Rep. Jason Murphey
Special to The Sun
You may have seen recent news reports detailing how Britain’s national debt now equals 90 percent of its entire economy. The Daily Mail published a graph showing the acceleration of the UK’s debt since 1992. I noted that although on a larger scale, the UK debt accelerated at a significantly slower rate than Oklahoma’s state debt during this same time period. For you see, in Oklahoma, long-term state obligations now exceed $2 billion.
Twenty years ago, total long-term state obligations were a tenth of this amount. I have published on my website at hd31.org/435 the graph showing the acceleration of Oklahoma’s debt since 1992. This massive difference between 1992 and 2012 becomes extremely apparent when we look at the bar chart showing the increase.
The viewer will note the 2012 debt towering over the 1992 debt much like the new Devon skyscraper dominates the Oklahoma City skyline.
The amount is so substantial that it would take each and every Oklahoman paying about $600 to pay it off. A family of four would have to come up with $2,400 just to pay their “share.”
To put it into a little different perspective, the state debt equals about 90 years of expenditure from either the Deer Creek School District general fund budget or the City of Guthrie city budget. This amount would pay for nearly 200 years of Logan County’s operating budget.
Those who continue advocating for debt increases seem to think that Oklahoma should jump off the fiscal cliff because, compared to the federal government and many other states, we are in a much better financial position. Of course, most who take a second to think through this dangerously flawed logic will quickly recall the important adage, “If all of your friends jumped off a cliff, would you do the same?”
A day of financial reckoning is rapidly approaching for our nation, and the debt-encumbered national, state and local governments are sure to face dire consequences when that occurs.
Perhaps even scarier is the fact that these numbers only represent the state’s tax-backed, long-term obligations.
The amount actually owed by the state is really much, much more. The state owes $9 billion in revenue-backed debt. Revenue-backed debt is issued by state government entities such as the Oklahoma Turnpike Authority, higher education entities, the state’s workers’ compensation insurance provider or the state-owned electric utility providers, OMPA and GRDA.
Advocates of new debt sometimes claim that revenue-backed debt isn’t problematic since it will be paid off by fees for service. But every time Oklahomans pay an unnecessary toll on a turnpike or are forced by bad higher education policy to live in a higher education financed dormitory, they are paying the penalty for this debt. Like the tax-backed debt, issuance of revenue-based debt also has dramatically spiraled out of control during the past 20 years.
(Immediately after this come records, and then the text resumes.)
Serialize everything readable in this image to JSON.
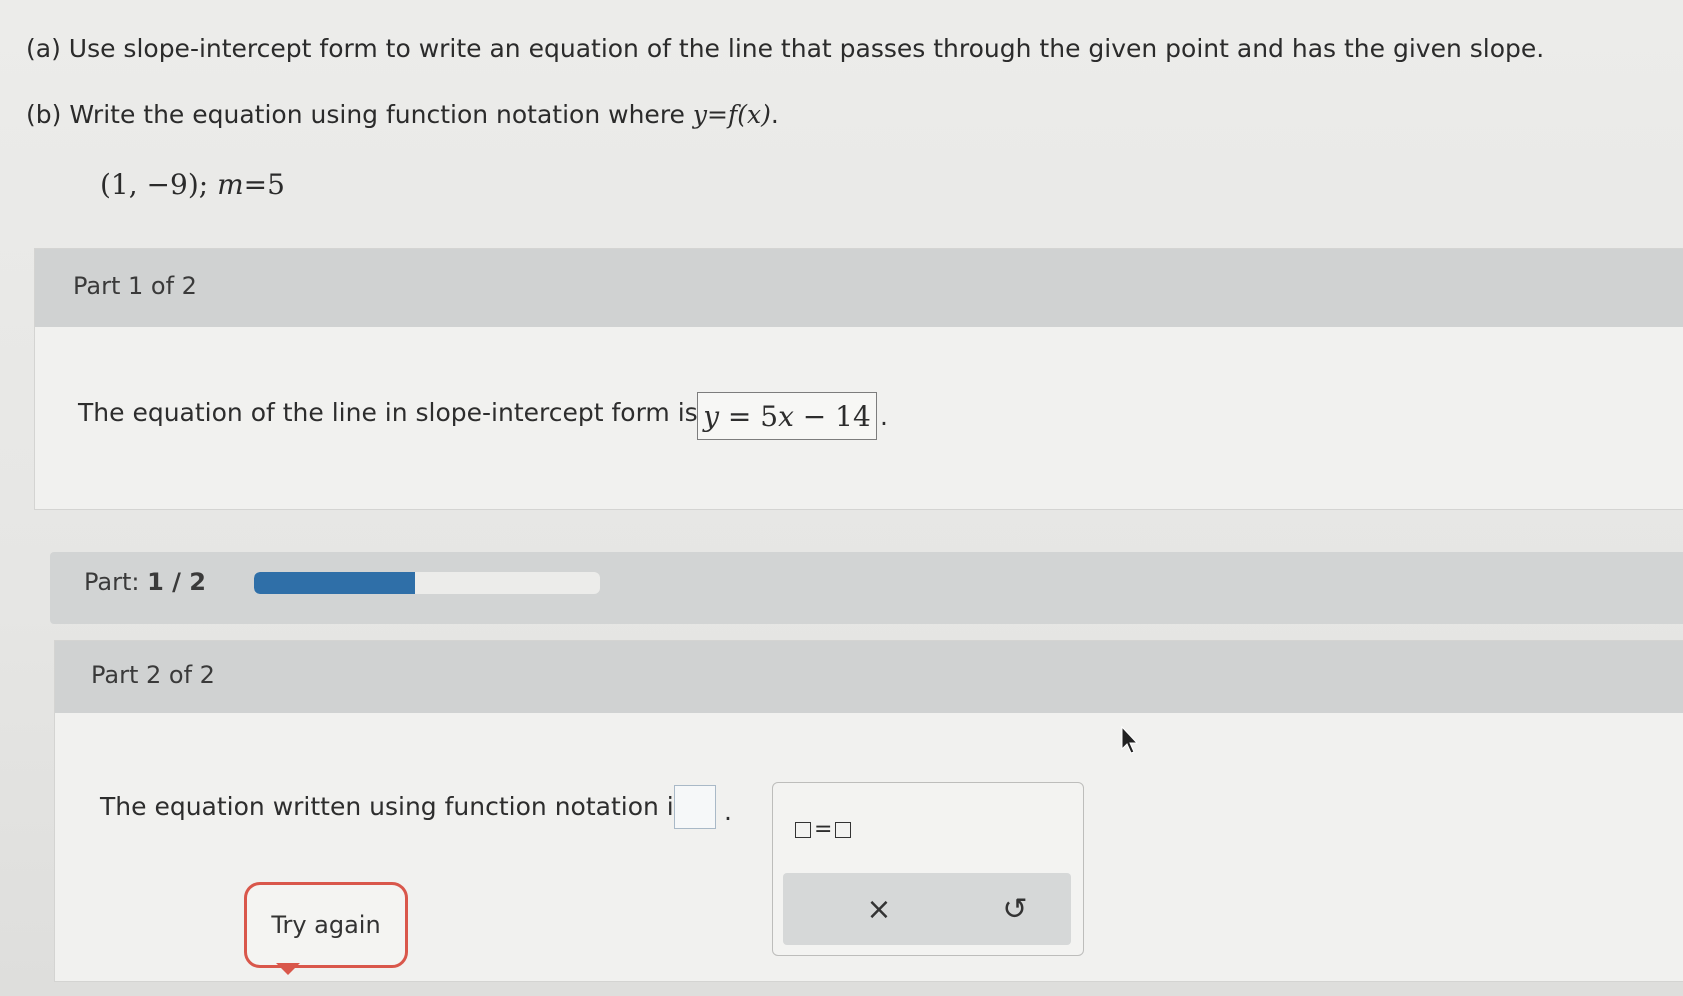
{
  "question": {
    "part_a": "(a) Use slope-intercept form to write an equation of the line that passes through the given point and has the given slope.",
    "part_b_prefix": "(b) Write the equation using function notation where ",
    "part_b_math_y": "y",
    "part_b_math_eq": "=",
    "part_b_math_f": "f",
    "part_b_math_x": "(x)",
    "part_b_suffix": ".",
    "given_point": "(1, −9);",
    "given_slope_var": "m",
    "given_slope_eq": "=5"
  },
  "part1": {
    "header": "Part 1 of 2",
    "text": "The equation of the line in slope-intercept form is",
    "answer_y": "y",
    "answer_rest": " = 5",
    "answer_x": "x",
    "answer_end": " − 14",
    "period": "."
  },
  "progress": {
    "label": "Part:",
    "value": "1 / 2",
    "fraction": 0.5
  },
  "part2": {
    "header": "Part 2 of 2",
    "text": "The equation written using function notation is",
    "input_value": "",
    "period": "."
  },
  "keypad": {
    "equals_template": "=",
    "clear_icon": "close-icon",
    "clear_symbol": "×",
    "undo_icon": "undo-icon",
    "undo_symbol": "↺"
  },
  "try_again_label": "Try again",
  "colors": {
    "progress_fill": "#2f6fa8",
    "try_again_border": "#d9574b",
    "panel_header": "#d0d2d2"
  }
}
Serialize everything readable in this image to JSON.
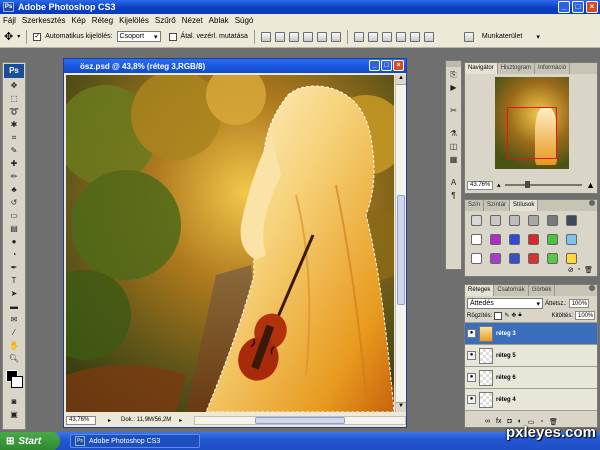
{
  "app": {
    "title": "Adobe Photoshop CS3",
    "logo": "Ps"
  },
  "menu": [
    "Fájl",
    "Szerkesztés",
    "Kép",
    "Réteg",
    "Kijelölés",
    "Szűrő",
    "Nézet",
    "Ablak",
    "Súgó"
  ],
  "options": {
    "auto_select_label": "Automatikus kijelölés:",
    "auto_select_checked": true,
    "auto_select_mode": "Csoport",
    "show_transform_label": "Átal. vezérl. mutatása",
    "show_transform_checked": false,
    "workspace_label": "Munkaterület"
  },
  "document": {
    "title": "ösz.psd @ 43,8% (réteg 3,RGB/8)",
    "zoom": "43,76%",
    "doc_info": "Dok.: 11,9M/56,2M"
  },
  "navigator": {
    "tabs": [
      "Navigátor",
      "Hisztogram",
      "Információ"
    ],
    "zoom": "43.76%"
  },
  "styles_panel": {
    "tabs": [
      "Szín",
      "Színtár",
      "Stílusok"
    ],
    "swatches": [
      "#d8d8d8",
      "#c8c8c8",
      "#bdbdbd",
      "#a8a8a8",
      "#7a7a7a",
      "#3c4b5a",
      "#ffffff",
      "#b02cc8",
      "#2b4bd8",
      "#d8282c",
      "#4ac43a",
      "#7fc2ee",
      "#ffffff",
      "#a53fc8",
      "#3a4ec5",
      "#d43434",
      "#56c84a",
      "#ffd83a"
    ]
  },
  "layers_panel": {
    "tabs": [
      "Rétegek",
      "Csatornák",
      "Görbék"
    ],
    "blend_mode": "Áttedés",
    "opacity_label": "Áttetsz.:",
    "opacity": "100%",
    "lock_label": "Rögzítés:",
    "fill_label": "Kitöltés:",
    "fill": "100%",
    "layers": [
      {
        "name": "réteg 3",
        "selected": true
      },
      {
        "name": "réteg 5",
        "selected": false
      },
      {
        "name": "réteg 6",
        "selected": false
      },
      {
        "name": "réteg 4",
        "selected": false
      }
    ]
  },
  "taskbar": {
    "start_label": "Start",
    "item_label": "Adobe Photoshop CS3"
  },
  "watermark": "pxleyes.com",
  "icons": {
    "move": "move-arrow",
    "marquee": "dashed-rectangle",
    "lasso": "lasso",
    "wand": "magic-wand",
    "crop": "crop",
    "eyedropper": "eyedropper"
  }
}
None of this speaks to the additional $11 billion of unfunded pension system liability owed by the state, or the$750 million owed by the state’s business-type activities funds.
Fortunately, there is a light at the end of this very dark tunnel. A few weeks ago, in one of the most important votes of this legislative session, the state House of Representatives voted to pass House Speaker TW Shannon’s proposal to cap the level of state debt at current levels. This would substantially slow the practice by which the Legislature has incurred so much future indebtedness that will be placed on the backs of our children and grandchildren.
Not content to just say “no” to fiscal irresponsibility, Shannon also proposed and secured House passage of legislation that would allow the state to meets its legitimate capital infrastructure needs through a common sense pay-as-you-go approach that does not require debt issuance.
Shannon has proven that he is one of those rare elected officials who can oppose bad policy while creating positive solutions to real needs. Final passage of these two bills is a vital goal of reform-minded legislators during the remainder of this year’s session.
With the passage of these bills, Oklahoma can start to turn the tide and show that it is possible to roll back the fiscal insanity that has gripped our nation the past few years. Now, perhaps policy makers in other states won’t have to give in to the peer pressure to jump off the fiscal cliff as they look to the new Oklahoma example.
REP. JASON MURPHEY, R-Guthrie, represents House District 31, which encompasses all of Logan County and a portion of northern Edmond. He may be reached via email at email@example.com, on Facebook at facebook.com/JasonMurphey and Twitter.com/JWMurphey.